Do you dream of building a pool in your backyard or hosting summer barbecues on a brand new deck? One of the biggest perks of owning a home is the freedom to customize it in nearly every way imaginable. Along with that freedom comes the responsibility of making major repairs.
Whether you’re renovating your home out of necessity or making luxurious upgrades, chances are your home improvement projects won’t be cheap. For example, the average cost of replacing a roof is about $19,000, and some remodeling projects can cost $100,000 or more.
Home improvement financing Options
While using your savings is the best way to pay for these projects, it’s not always possible. If you want to make home improvements, but don’t have the extra cash, don’t despair. Home improvement loans are available in many forms.
The best choice for a home improvement loan depends on the cost of your project and your financial situation. Here are some options to consider.
- Home equity loans
- Home equity lines of credit (HELOC)
- Mortgage refinancing
- Credit cards
- Personal or unsecured loans
- Federal Housing Authority (FHA) loans
Home Equity Loans
Home equity is the difference between the market value of your home and the amount you have left to pay off on your mortgage. It’s an asset that represents the part of the home that you have paid for, and it can increase over time.

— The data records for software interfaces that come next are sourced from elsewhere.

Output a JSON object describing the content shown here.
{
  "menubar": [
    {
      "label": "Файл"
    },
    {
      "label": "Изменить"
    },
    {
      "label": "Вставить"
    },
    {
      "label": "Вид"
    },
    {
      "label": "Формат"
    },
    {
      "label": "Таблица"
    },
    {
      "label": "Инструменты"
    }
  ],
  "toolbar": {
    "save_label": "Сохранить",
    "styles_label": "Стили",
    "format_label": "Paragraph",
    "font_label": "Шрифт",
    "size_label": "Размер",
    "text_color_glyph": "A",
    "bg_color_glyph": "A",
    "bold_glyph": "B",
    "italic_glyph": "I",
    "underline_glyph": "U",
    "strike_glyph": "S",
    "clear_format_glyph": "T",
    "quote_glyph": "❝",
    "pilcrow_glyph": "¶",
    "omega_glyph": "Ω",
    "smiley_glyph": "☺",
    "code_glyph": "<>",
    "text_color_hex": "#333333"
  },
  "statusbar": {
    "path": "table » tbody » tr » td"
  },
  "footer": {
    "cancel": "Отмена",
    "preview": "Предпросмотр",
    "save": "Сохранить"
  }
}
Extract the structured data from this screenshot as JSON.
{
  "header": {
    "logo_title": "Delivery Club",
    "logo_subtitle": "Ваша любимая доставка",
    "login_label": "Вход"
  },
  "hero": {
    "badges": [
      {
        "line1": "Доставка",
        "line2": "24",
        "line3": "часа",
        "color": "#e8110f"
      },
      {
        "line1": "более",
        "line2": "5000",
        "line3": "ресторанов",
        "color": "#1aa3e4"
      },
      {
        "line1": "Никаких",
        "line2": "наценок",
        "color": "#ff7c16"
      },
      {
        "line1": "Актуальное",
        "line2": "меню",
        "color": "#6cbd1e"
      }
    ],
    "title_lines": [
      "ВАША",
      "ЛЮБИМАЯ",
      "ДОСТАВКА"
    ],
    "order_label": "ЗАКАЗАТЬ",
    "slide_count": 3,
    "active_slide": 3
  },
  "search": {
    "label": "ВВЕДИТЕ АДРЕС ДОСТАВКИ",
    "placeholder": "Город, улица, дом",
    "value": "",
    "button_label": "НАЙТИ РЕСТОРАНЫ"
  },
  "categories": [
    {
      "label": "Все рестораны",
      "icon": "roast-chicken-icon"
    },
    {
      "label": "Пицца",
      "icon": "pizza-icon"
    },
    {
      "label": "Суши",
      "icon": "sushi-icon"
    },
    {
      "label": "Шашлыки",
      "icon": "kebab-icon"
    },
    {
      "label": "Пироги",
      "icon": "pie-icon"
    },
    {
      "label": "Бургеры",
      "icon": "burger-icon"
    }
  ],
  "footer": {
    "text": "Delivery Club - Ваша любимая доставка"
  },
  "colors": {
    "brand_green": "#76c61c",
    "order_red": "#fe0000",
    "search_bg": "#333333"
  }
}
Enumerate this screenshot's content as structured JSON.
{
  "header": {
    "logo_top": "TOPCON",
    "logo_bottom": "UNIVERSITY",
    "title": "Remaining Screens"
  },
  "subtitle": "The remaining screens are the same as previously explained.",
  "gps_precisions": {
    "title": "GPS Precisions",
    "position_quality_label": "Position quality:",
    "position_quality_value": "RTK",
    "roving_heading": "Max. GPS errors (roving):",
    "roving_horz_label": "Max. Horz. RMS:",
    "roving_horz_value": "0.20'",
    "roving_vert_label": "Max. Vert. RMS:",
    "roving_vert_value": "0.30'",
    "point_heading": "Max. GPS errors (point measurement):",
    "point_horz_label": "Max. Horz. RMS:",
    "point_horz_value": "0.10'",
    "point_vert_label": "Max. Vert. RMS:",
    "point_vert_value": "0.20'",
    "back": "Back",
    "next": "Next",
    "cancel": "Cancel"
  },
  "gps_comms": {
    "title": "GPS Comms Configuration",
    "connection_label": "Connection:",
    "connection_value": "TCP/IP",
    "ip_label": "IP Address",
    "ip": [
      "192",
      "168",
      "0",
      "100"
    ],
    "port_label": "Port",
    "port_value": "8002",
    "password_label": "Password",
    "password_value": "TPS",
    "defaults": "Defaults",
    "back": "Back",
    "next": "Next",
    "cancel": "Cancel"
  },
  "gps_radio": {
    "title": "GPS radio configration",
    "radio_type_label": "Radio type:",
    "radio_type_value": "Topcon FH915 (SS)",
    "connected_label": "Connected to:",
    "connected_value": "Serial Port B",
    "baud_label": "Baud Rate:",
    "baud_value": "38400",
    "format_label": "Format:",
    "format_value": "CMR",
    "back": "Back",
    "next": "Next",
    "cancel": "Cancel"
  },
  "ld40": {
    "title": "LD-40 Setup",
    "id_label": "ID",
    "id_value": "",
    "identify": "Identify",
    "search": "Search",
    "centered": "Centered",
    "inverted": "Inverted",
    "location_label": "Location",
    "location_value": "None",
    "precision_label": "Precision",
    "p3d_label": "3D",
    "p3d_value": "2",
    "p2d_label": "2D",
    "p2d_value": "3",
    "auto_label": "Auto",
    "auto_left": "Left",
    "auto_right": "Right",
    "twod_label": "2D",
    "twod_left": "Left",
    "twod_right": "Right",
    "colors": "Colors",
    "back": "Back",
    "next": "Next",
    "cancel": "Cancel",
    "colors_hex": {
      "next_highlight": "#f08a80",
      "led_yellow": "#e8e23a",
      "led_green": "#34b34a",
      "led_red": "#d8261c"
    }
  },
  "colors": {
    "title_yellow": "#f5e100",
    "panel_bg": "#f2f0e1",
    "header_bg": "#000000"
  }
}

A home equity loan is a kind of second mortgage. It allows you to borrow against your home equity in exchange for a lump sum of cash. The loan is paid back in fixed monthly installments.
According to the IRS, interest on these loans is tax-deductible up to $100,000. Although you can lose your home if the loan is not repaid, the benefits can often outweigh the risks.
Why Choose This Loan?
- Easier to qualify
- Lower interest rates than unsecured loans
- Opens up large sums of money for big home improvement projects
Home Equity Lines of Credit (HELOC)
Home equity lines of credit (referred to as HELOC) also use your house as collateral but offer more flexibility than a home equity loan. This type of loan is good for long-term projects. Rather than receiving a lump sum of cash, you can choose smaller amounts to borrow over a period of time. The amount you’ll pay in interest is low compared to other types of loans.
“Remodeling is at an all-time high, and it’s much more efficient to fund that activity with a four percent HELOC than a credit card charging 17% interest,” said Jeff Taylor, managing director of Digital Risk (source).
If you’re unable to pay off the full amount of your monthly installment, many HELOC lenders also offer the option to pay off only the interest until you’re back on your feet.
If you’ve owned your home for a long time, mortgage refinancing is a practical option. Paying a lower monthly mortgage rate allows you to “cash out” and use the money you save on home improvement projects.
This type of loan is best for home improvement projects that will increase the resale value of your house, such as remodeling your kitchen.
If you’re planning to make smaller improvements (costing less than $15,000), you can use a credit card instead of taking out a home loan. However, credit cards carry high interest rates, and you could spend more money paying it off than the project is worth. To avoid this, use credit cards for projects you can pay off quickly.
New homeowners, or those who don’t have a lot of home equity, should consider taking out a personal loan. You can borrow less than a home equity or HELOC requires. If you’re planning on making smaller home improvements, such as installing windows, a personal loan is a good way to go. Some lenders offer loans as little as $1,000. Unlike home equity loans, you won’t be at risk of losing your house if you can’t repay the loan on time.
If you don’t have the equity necessary to make home improvements, you may qualify for a government loan. The FHA loan programs include the Title 1 program and the 203(k) program.
Title 1 provides loans up to $25,000 for necessary renovations, such as replacing a roof. The FHA 203(k) program helps homeowners finance their mortgage to make repairs or purchase fixer-uppers.
Compare home improvement loan options
No matter what type of loan is best for you, finding a lender to work with is key. Compare the rates of leading lenders for personal loans and home loans. If you’re ready to take the plunge, use our loan engine to get pre-approved loan offers without hurting your credit score.